(Material provided Opens)

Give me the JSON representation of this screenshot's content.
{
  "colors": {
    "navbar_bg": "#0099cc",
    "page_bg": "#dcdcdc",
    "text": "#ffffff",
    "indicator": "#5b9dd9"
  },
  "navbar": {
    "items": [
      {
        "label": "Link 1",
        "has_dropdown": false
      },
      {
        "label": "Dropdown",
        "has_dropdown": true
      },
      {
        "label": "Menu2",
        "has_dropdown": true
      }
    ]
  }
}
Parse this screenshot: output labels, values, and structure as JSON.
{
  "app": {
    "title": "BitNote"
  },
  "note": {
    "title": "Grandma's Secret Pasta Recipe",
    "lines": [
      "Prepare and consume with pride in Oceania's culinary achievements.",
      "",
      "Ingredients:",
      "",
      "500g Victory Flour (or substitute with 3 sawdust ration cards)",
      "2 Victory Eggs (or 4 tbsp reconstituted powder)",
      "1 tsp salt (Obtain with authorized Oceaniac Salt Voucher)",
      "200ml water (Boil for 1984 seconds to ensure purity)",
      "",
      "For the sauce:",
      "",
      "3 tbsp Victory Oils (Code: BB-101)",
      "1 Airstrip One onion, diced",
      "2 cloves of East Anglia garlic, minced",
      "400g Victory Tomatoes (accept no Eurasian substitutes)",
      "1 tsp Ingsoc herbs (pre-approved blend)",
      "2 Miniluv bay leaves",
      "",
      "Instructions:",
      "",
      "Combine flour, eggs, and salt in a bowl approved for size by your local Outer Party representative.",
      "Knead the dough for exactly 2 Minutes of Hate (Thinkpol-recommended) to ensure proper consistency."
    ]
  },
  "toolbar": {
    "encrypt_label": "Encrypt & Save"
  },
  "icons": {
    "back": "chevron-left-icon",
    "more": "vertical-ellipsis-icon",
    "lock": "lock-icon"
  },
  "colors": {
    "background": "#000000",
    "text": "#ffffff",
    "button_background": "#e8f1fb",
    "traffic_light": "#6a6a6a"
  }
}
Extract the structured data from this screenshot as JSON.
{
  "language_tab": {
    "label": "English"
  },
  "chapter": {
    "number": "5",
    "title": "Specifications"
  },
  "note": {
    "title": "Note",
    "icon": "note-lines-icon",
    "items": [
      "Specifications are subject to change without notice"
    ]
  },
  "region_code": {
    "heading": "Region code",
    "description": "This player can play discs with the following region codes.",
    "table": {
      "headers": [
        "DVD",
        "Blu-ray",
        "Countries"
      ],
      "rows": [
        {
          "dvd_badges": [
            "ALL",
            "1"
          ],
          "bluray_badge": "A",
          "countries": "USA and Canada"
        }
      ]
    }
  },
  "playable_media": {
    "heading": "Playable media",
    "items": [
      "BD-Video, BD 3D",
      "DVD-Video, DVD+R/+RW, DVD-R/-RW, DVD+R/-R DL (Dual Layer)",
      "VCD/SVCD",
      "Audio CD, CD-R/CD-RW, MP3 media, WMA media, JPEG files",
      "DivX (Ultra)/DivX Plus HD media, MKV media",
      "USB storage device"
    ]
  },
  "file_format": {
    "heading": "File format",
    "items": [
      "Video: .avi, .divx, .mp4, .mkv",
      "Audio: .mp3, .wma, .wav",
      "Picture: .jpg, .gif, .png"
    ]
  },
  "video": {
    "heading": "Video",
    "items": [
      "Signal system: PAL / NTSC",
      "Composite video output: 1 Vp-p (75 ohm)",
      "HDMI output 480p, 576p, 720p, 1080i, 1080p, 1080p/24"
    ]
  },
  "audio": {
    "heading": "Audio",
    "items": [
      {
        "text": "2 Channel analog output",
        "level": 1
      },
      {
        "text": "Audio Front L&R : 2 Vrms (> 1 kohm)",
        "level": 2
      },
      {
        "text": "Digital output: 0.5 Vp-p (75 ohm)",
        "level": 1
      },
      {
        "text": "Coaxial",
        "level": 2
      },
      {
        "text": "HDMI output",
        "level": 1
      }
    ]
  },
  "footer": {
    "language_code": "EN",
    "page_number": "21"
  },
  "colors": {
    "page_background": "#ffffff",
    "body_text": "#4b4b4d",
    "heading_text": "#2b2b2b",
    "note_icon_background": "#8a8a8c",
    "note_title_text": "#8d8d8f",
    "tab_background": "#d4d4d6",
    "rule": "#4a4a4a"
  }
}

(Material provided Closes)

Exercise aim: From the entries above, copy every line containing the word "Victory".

Reply:
      "500g Victory Flour (or substitute with 3 sawdust ration cards)",
      "2 Victory Eggs (or 4 tbsp reconstituted powder)",
      "3 tbsp Victory Oils (Code: BB-101)",
      "400g Victory Tomatoes (accept no Eurasian substitutes)",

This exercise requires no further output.